Collection entries

▶

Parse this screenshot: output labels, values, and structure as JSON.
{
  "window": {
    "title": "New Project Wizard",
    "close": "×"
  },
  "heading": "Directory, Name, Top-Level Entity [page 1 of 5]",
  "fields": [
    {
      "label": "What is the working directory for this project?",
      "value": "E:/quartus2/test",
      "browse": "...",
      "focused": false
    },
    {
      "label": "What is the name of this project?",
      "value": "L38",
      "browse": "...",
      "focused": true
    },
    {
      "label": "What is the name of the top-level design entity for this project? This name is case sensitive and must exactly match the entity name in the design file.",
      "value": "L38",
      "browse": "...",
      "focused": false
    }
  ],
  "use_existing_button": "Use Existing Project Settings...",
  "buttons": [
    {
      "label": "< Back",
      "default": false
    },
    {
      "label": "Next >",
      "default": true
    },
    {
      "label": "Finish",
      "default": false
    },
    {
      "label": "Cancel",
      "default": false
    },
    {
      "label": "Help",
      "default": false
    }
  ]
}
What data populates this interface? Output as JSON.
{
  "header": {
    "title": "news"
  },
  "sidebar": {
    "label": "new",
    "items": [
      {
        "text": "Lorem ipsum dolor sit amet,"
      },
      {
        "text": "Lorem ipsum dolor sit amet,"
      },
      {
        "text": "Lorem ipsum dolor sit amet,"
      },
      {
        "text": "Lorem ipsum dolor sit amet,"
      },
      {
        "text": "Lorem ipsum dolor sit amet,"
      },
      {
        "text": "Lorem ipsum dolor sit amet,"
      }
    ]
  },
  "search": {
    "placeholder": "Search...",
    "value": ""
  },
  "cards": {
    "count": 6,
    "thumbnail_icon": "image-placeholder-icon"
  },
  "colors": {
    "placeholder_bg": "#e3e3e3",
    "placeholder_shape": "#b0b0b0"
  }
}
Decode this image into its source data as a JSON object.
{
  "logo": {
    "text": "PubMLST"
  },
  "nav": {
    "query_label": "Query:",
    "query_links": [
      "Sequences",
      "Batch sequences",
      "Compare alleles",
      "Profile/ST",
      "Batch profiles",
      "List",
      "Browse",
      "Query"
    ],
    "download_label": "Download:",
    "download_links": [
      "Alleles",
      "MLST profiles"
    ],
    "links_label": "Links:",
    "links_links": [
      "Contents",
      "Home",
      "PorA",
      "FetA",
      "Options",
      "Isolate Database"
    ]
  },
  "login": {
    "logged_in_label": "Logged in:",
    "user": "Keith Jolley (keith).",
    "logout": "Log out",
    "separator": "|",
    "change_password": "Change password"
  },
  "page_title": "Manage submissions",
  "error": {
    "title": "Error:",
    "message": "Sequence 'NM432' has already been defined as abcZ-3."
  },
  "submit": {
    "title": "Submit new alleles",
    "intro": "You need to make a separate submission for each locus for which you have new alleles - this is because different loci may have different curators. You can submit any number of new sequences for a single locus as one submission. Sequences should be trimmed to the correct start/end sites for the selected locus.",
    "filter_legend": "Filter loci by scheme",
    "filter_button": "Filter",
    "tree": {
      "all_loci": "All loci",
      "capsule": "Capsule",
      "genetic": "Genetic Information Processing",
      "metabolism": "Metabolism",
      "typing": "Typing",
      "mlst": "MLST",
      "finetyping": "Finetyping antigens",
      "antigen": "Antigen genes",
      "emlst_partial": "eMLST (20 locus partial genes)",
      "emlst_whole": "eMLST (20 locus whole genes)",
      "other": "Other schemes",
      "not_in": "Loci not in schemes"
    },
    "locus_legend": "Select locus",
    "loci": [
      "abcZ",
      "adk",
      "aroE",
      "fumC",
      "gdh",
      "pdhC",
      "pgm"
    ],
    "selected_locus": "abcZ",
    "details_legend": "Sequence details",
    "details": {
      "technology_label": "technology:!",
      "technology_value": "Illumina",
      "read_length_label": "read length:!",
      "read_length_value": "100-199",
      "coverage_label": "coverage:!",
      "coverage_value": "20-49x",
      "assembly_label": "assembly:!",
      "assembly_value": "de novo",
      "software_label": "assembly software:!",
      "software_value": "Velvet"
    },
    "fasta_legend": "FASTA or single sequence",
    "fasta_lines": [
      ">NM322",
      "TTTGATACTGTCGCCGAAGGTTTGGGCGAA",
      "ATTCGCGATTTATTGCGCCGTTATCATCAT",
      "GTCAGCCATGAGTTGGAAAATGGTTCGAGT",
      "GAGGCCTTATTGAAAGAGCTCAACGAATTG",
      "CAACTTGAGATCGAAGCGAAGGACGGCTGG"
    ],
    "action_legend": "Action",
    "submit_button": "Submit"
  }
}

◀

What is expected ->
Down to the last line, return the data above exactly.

Solution for this exercise ->
Parse this screenshot: output labels, values, and structure as JSON.
{
  "window": {
    "title": "New Project Wizard",
    "close": "×"
  },
  "heading": "Directory, Name, Top-Level Entity [page 1 of 5]",
  "fields": [
    {
      "label": "What is the working directory for this project?",
      "value": "E:/quartus2/test",
      "browse": "...",
      "focused": false
    },
    {
      "label": "What is the name of this project?",
      "value": "L38",
      "browse": "...",
      "focused": true
    },
    {
      "label": "What is the name of the top-level design entity for this project? This name is case sensitive and must exactly match the entity name in the design file.",
      "value": "L38",
      "browse": "...",
      "focused": false
    }
  ],
  "use_existing_button": "Use Existing Project Settings...",
  "buttons": [
    {
      "label": "< Back",
      "default": false
    },
    {
      "label": "Next >",
      "default": true
    },
    {
      "label": "Finish",
      "default": false
    },
    {
      "label": "Cancel",
      "default": false
    },
    {
      "label": "Help",
      "default": false
    }
  ]
}
What data populates this interface? Output as JSON.
{
  "header": {
    "title": "news"
  },
  "sidebar": {
    "label": "new",
    "items": [
      {
        "text": "Lorem ipsum dolor sit amet,"
      },
      {
        "text": "Lorem ipsum dolor sit amet,"
      },
      {
        "text": "Lorem ipsum dolor sit amet,"
      },
      {
        "text": "Lorem ipsum dolor sit amet,"
      },
      {
        "text": "Lorem ipsum dolor sit amet,"
      },
      {
        "text": "Lorem ipsum dolor sit amet,"
      }
    ]
  },
  "search": {
    "placeholder": "Search...",
    "value": ""
  },
  "cards": {
    "count": 6,
    "thumbnail_icon": "image-placeholder-icon"
  },
  "colors": {
    "placeholder_bg": "#e3e3e3",
    "placeholder_shape": "#b0b0b0"
  }
}
Decode this image into its source data as a JSON object.
{
  "logo": {
    "text": "PubMLST"
  },
  "nav": {
    "query_label": "Query:",
    "query_links": [
      "Sequences",
      "Batch sequences",
      "Compare alleles",
      "Profile/ST",
      "Batch profiles",
      "List",
      "Browse",
      "Query"
    ],
    "download_label": "Download:",
    "download_links": [
      "Alleles",
      "MLST profiles"
    ],
    "links_label": "Links:",
    "links_links": [
      "Contents",
      "Home",
      "PorA",
      "FetA",
      "Options",
      "Isolate Database"
    ]
  },
  "login": {
    "logged_in_label": "Logged in:",
    "user": "Keith Jolley (keith).",
    "logout": "Log out",
    "separator": "|",
    "change_password": "Change password"
  },
  "page_title": "Manage submissions",
  "error": {
    "title": "Error:",
    "message": "Sequence 'NM432' has already been defined as abcZ-3."
  },
  "submit": {
    "title": "Submit new alleles",
    "intro": "You need to make a separate submission for each locus for which you have new alleles - this is because different loci may have different curators. You can submit any number of new sequences for a single locus as one submission. Sequences should be trimmed to the correct start/end sites for the selected locus.",
    "filter_legend": "Filter loci by scheme",
    "filter_button": "Filter",
    "tree": {
      "all_loci": "All loci",
      "capsule": "Capsule",
      "genetic": "Genetic Information Processing",
      "metabolism": "Metabolism",
      "typing": "Typing",
      "mlst": "MLST",
      "finetyping": "Finetyping antigens",
      "antigen": "Antigen genes",
      "emlst_partial": "eMLST (20 locus partial genes)",
      "emlst_whole": "eMLST (20 locus whole genes)",
      "other": "Other schemes",
      "not_in": "Loci not in schemes"
    },
    "locus_legend": "Select locus",
    "loci": [
      "abcZ",
      "adk",
      "aroE",
      "fumC",
      "gdh",
      "pdhC",
      "pgm"
    ],
    "selected_locus": "abcZ",
    "details_legend": "Sequence details",
    "details": {
      "technology_label": "technology:!",
      "technology_value": "Illumina",
      "read_length_label": "read length:!",
      "read_length_value": "100-199",
      "coverage_label": "coverage:!",
      "coverage_value": "20-49x",
      "assembly_label": "assembly:!",
      "assembly_value": "de novo",
      "software_label": "assembly software:!",
      "software_value": "Velvet"
    },
    "fasta_legend": "FASTA or single sequence",
    "fasta_lines": [
      ">NM322",
      "TTTGATACTGTCGCCGAAGGTTTGGGCGAA",
      "ATTCGCGATTTATTGCGCCGTTATCATCAT",
      "GTCAGCCATGAGTTGGAAAATGGTTCGAGT",
      "GAGGCCTTATTGAAAGAGCTCAACGAATTG",
      "CAACTTGAGATCGAAGCGAAGGACGGCTGG"
    ],
    "action_legend": "Action",
    "submit_button": "Submit"
  }
}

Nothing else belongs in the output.